“This is an incredible first step for Harman,” says Bill. “There are 2 (maybe 3) players in the industry making color films. To have Harman come into the industry creates healthy competition, and this is a good sign for industry growth.” Bill continued to state that he’s elated that it extends the longevity of the film industry overall.
“Having options is good for the consumer, and I welcome this. Ultimately, ECN-2 is just chemistry, and while I haven’t done it yet, I would LOVE to see how Phoenix 200 looks in ECN-2.”
Extra sample images were provided to us by Zeb Andrews. All photographs are used with permission.
Working photographers are bound to be curious about this, and some might immediately write it off. But we’ve interviewed tons who use film in their regular work. Photographer Lanna Apisukh is really excited about this new film. “I also think that you keep hearing about film being dead and that people are switching to digital. But in the past five or six years, it’s been exciting to see all these kids using film for this slower process,” she tells us. She believes that there’s a demand for film again and that it’s great that photographers are getting hyped for the roots of photography. Film photography is also treated with more reverence coupled with intent due to its sensory process.
Lanna has indeed shot a few assignments on film, but she admits that they’re rare and often unexpected. “…it’s okay to reach out to your editor for the budget needed,” she tells us. “It also depends on how quick the turnaround is for the story. If it’s a feature where you have a little bit of time.” Most of the time, she shoots digitally for her work. But she’s using film a lot for her personal projects.

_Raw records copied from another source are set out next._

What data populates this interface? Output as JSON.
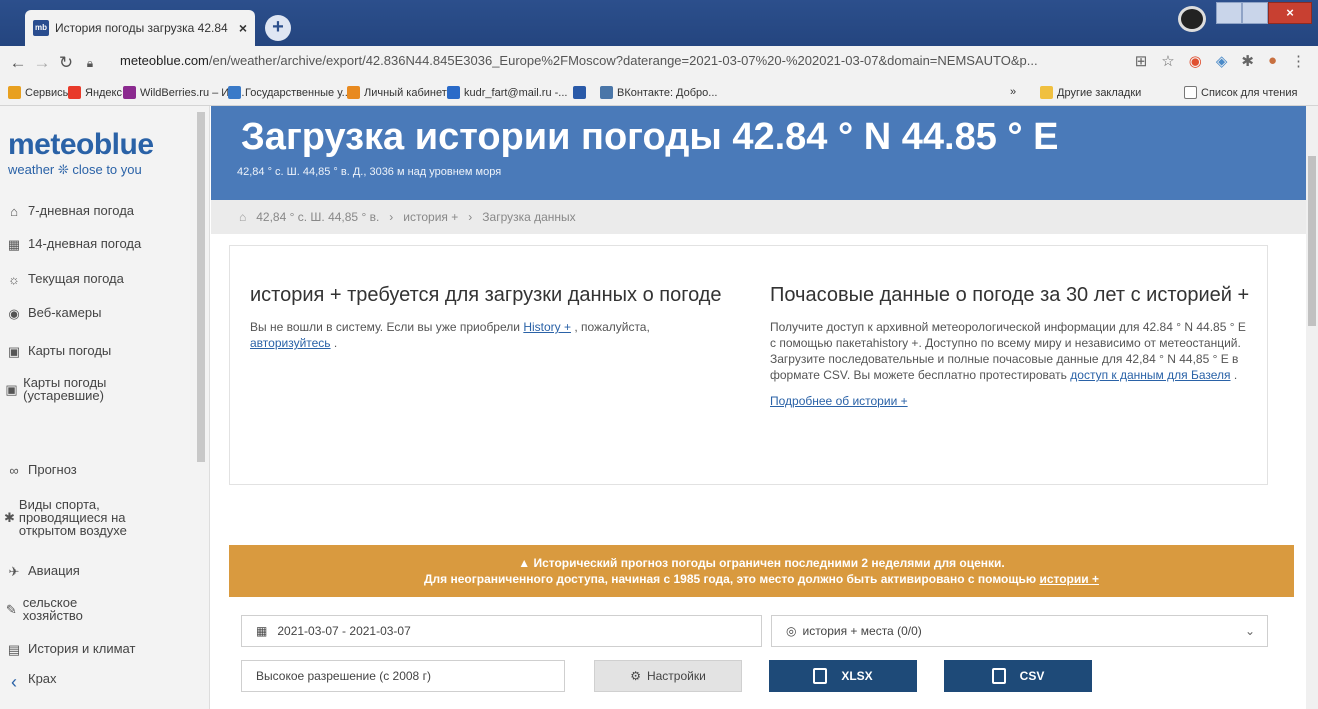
{
  "browser": {
    "tab_title": "История погоды загрузка 42.84",
    "tab_favicon": "mb",
    "url_host": "meteoblue.com",
    "url_path": "/en/weather/archive/export/42.836N44.845E3036_Europe%2FMoscow?daterange=2021-03-07%20-%202021-03-07&domain=NEMSAUTO&p..."
  },
  "bookmarks": [
    {
      "label": "Сервисы",
      "color": "#e8a020"
    },
    {
      "label": "Яндекс",
      "color": "#e83a2a"
    },
    {
      "label": "WildBerries.ru – Ин...",
      "color": "#8b2a8f"
    },
    {
      "label": "Государственные у...",
      "color": "#3a7ac8"
    },
    {
      "label": "Личный кабинет",
      "color": "#e88a20"
    },
    {
      "label": "kudr_fart@mail.ru -...",
      "color": "#2a6ac8"
    },
    {
      "label": "ВКонтакте: Добро...",
      "color": "#4a76a8"
    }
  ],
  "bookmarks_right": {
    "more": "»",
    "other": "Другие закладки",
    "reading": "Список для чтения"
  },
  "sidebar": {
    "brand": "meteoblue",
    "tagline": "weather ❊ close to you",
    "items": [
      {
        "icon": "⌂",
        "label": "7-дневная погода"
      },
      {
        "icon": "▦",
        "label": "14-дневная погода"
      },
      {
        "icon": "☼",
        "label": "Текущая погода"
      },
      {
        "icon": "◉",
        "label": "Веб-камеры"
      },
      {
        "icon": "▣",
        "label": "Карты погоды"
      },
      {
        "icon": "▣",
        "label": "Карты погоды (устаревшие)"
      },
      {
        "icon": "∞",
        "label": "Прогноз"
      },
      {
        "icon": "✱",
        "label": "Виды спорта, проводящиеся на открытом воздухе"
      },
      {
        "icon": "✈",
        "label": "Авиация"
      },
      {
        "icon": "✎",
        "label": "сельское хозяйство"
      },
      {
        "icon": "▤",
        "label": "История и климат"
      },
      {
        "icon": "‹",
        "label": "Крах"
      }
    ]
  },
  "hero": {
    "title": "Загрузка истории погоды 42.84 ° N 44.85 ° E",
    "subtitle": "42,84 ° с. Ш. 44,85 ° в. Д., 3036 м над уровнем моря"
  },
  "breadcrumb": [
    "42,84 ° с. Ш. 44,85 ° в.",
    "история +",
    "Загрузка данных"
  ],
  "left_col": {
    "heading": "история + требуется для загрузки данных о погоде",
    "text1": "Вы не вошли в систему. Если вы уже приобрели ",
    "link1": "History +",
    "text2": " , пожалуйста, ",
    "link2": "авторизуйтесь",
    "text3": " ."
  },
  "right_col": {
    "heading": "Почасовые данные о погоде за 30 лет с историей +",
    "text1": "Получите доступ к архивной метеорологической информации для 42.84 ° N 44.85 ° E с помощью пакетаhistory +. Доступно по всему миру и независимо от метеостанций. Загрузите последовательные и полные почасовые данные для 42,84 ° N 44,85 ° E в формате CSV. Вы можете бесплатно протестировать ",
    "link1": "доступ к данным для Базеля",
    "text2": " .",
    "more_link": "Подробнее об истории +"
  },
  "warning": {
    "line1": "▲ Исторический прогноз погоды ограничен последними 2 неделями для оценки.",
    "line2": "Для неограниченного доступа, начиная с 1985 года, это место должно быть активировано с помощью ",
    "link": "истории +"
  },
  "controls": {
    "daterange": "2021-03-07 - 2021-03-07",
    "location": "история + места (0/0)",
    "resolution": "Высокое разрешение (с 2008 г)",
    "settings": "Настройки",
    "xlsx": "XLSX",
    "csv": "CSV"
  }
}
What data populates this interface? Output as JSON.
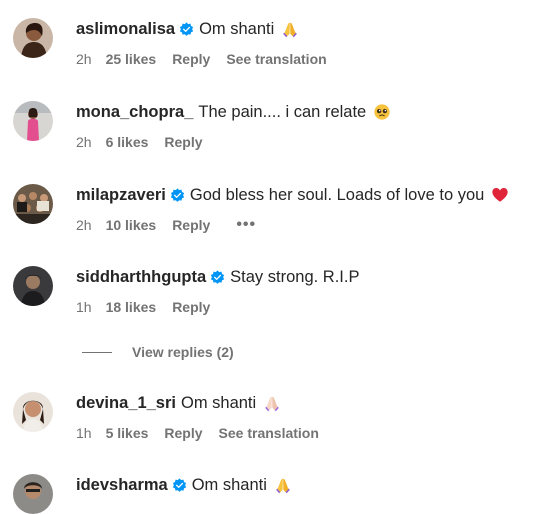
{
  "comments": [
    {
      "username": "aslimonalisa",
      "verified": true,
      "text": "Om shanti",
      "emoji": "folded-hands-emoji",
      "time": "2h",
      "likes": "25 likes",
      "reply": "Reply",
      "translate": "See translation"
    },
    {
      "username": "mona_chopra_",
      "verified": false,
      "text": "The pain.... i can relate",
      "emoji": "pleading-face-emoji",
      "time": "2h",
      "likes": "6 likes",
      "reply": "Reply"
    },
    {
      "username": "milapzaveri",
      "verified": true,
      "text": "God bless her soul. Loads of love to you",
      "emoji": "red-heart-emoji",
      "time": "2h",
      "likes": "10 likes",
      "reply": "Reply",
      "more": "•••"
    },
    {
      "username": "siddharthhgupta",
      "verified": true,
      "text": "Stay strong. R.I.P",
      "time": "1h",
      "likes": "18 likes",
      "reply": "Reply"
    },
    {
      "username": "devina_1_sri",
      "verified": false,
      "text": "Om shanti",
      "emoji": "folded-hands-light-emoji",
      "time": "1h",
      "likes": "5 likes",
      "reply": "Reply",
      "translate": "See translation"
    },
    {
      "username": "idevsharma",
      "verified": true,
      "text": "Om shanti",
      "emoji": "folded-hands-emoji"
    }
  ],
  "view_replies": "View replies (2)",
  "colors": {
    "verified": "#0095f6",
    "meta": "#737373",
    "text": "#262626",
    "heart": "#e0243a",
    "emoji_yellow": "#f7c23c"
  }
}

With positive feedback from Giles and the prediction in place that the film community will go nuts for this, we’re finally going to start seeing new color films come back to the photography world. Considering how much Gen Z and Millennials love film, it will truly be something special as film photography and digital photography work in coexistence with one another.